This factor favors nonprofit, educational uses over commercial uses. Use of copyrighted material is more likely to be fair use under the first factor if it is for teaching (including multiple copies for classroom use), research, scholarship, criticism, comment, or news reporting. It is less likely to be fair if the user profits from the use or if the use is for entertainment purposes.

Transformative uses are also favored under the first factor. These are uses in which the work is used in a new manner or context, distinct from the intended uses of the original.

Factor Two: The Nature of the Work

This factor favors fair use for nonfiction works that are factual in nature. Use under factor two is less likely to be fair for creative works such as novels, poetry, plays, art, photography, music, and movies.

The second factor is more likely to favor fair use if a work has been published and less likely if it has not, for example the unpublished letters of a historical figure.

Factor Three: The Amount and Substantiality of the Portion Used

The third factor is more likely to favor fair use when an appropriate amount of the copyrighted work is used in relation to the purpose of the use. Use of copyrighted material is more likely to be fair under the third factor when a small quantity is used and when the portion used is not central or significant to the entire work. It is less likely to be fair if a large portion or the whole work is used, and if the portion used is the "heart of the work."

This being said, there are instances where courts have ruled in favor of fair use even when the copyrighted work was used in its entirety. 

Factor Four: The Effect on the Market

The fourth factor is more likely to favor fair use when the use of the copyrighted work does not harm the market for the work or its value. When a use is transformative, it is less likely that the market for the original work is damaged.

Key fair use questions

In recent years, judges have turned decisively to the framework of "transformativeness" when evaluating fair use cases. Two key analytical questions have emerged from the case law as core guiding principles for fair use reasoning:

  1. Did the use "transform" the material taken from the copyrighted work by using it for a broadly beneficial purpose different from that of the original, or did it just repeat the work for the same intent and value of the original?
  2. Was the material taken appropriate in kind and amount, considering the nature of the copyrighted work and of the use?
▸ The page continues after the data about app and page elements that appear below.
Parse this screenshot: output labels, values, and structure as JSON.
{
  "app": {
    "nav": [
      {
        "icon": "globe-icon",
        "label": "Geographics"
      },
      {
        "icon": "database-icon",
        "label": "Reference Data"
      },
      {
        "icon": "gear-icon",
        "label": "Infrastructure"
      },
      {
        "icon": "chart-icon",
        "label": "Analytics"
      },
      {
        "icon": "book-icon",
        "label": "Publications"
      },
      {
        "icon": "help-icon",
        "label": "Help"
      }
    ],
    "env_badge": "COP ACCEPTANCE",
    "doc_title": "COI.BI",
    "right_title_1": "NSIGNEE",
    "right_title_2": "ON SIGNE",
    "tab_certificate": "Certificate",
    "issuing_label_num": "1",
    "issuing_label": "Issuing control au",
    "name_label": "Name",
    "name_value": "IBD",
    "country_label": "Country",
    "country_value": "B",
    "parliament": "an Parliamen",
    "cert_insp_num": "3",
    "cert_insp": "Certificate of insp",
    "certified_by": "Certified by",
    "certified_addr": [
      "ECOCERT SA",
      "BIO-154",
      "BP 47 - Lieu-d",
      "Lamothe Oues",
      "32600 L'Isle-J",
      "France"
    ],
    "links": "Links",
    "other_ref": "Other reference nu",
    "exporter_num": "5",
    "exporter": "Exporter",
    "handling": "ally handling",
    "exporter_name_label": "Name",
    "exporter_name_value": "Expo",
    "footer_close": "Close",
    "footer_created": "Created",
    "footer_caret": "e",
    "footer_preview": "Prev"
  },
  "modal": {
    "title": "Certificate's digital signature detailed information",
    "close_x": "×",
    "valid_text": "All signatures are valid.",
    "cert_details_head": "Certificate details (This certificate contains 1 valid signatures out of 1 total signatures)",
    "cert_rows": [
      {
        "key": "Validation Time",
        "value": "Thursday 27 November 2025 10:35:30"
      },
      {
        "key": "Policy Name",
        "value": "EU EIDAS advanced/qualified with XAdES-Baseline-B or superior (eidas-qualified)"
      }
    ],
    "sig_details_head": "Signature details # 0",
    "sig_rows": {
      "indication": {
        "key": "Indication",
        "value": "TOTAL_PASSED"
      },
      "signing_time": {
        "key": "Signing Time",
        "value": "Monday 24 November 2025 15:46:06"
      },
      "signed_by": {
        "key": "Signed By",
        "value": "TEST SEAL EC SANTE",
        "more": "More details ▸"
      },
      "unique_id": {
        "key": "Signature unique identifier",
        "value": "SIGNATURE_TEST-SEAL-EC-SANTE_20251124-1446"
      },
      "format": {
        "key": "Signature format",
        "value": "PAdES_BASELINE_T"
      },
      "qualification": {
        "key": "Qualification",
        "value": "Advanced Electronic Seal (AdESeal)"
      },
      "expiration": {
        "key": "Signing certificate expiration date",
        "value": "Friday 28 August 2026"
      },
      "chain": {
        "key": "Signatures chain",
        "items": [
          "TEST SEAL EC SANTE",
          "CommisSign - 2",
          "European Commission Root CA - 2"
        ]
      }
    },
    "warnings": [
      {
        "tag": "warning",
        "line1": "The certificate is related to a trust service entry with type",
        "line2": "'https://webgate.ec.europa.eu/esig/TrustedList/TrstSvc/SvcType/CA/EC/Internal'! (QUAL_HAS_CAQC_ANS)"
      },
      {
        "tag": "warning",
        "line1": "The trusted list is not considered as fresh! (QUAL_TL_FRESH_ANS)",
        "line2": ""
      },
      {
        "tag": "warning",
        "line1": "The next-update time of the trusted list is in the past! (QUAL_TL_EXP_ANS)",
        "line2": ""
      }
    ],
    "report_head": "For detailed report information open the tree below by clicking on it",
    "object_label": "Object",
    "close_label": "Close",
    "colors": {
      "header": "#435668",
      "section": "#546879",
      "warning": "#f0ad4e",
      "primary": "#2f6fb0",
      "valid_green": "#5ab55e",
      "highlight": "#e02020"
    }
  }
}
Source: Association of Research Libraries, Code of Best Practices in Fair Use for Academic and Research Libraries (2012), p.8.

As explained in the Code,

"These two questions effectively collapse the 'four factors.' The first addresses the first two factors, and the second rephrases the third factor. Both key questions touch on the so-called 'fourth factor,' whether the use will cause excessive economic harm to the copyright owner. If the answers to these questions are 'yes,' a court is likely to find a use fair—even if the work is used in its entirety."

Relying on transformativeness creates more certainty around fair use and removes some of the grey areas around the traditional four-factor analysis. A use does not have to be transformative to be fair, but transformative uses are almost certainly fair.

Furthermore, the concept of transformativeness is easier for many people to understand and apply. That is why we rely on transformativeness for most of the examples in this guide.

Fair use checklists

Fair use checklists help you focus on the facts of a given situation in order to to better evaluate how fair use might apply. They also assist you in recording your decision-making process and serve as proof of your good-faith effort to apply fair use if your use is challenged by a rightsholder.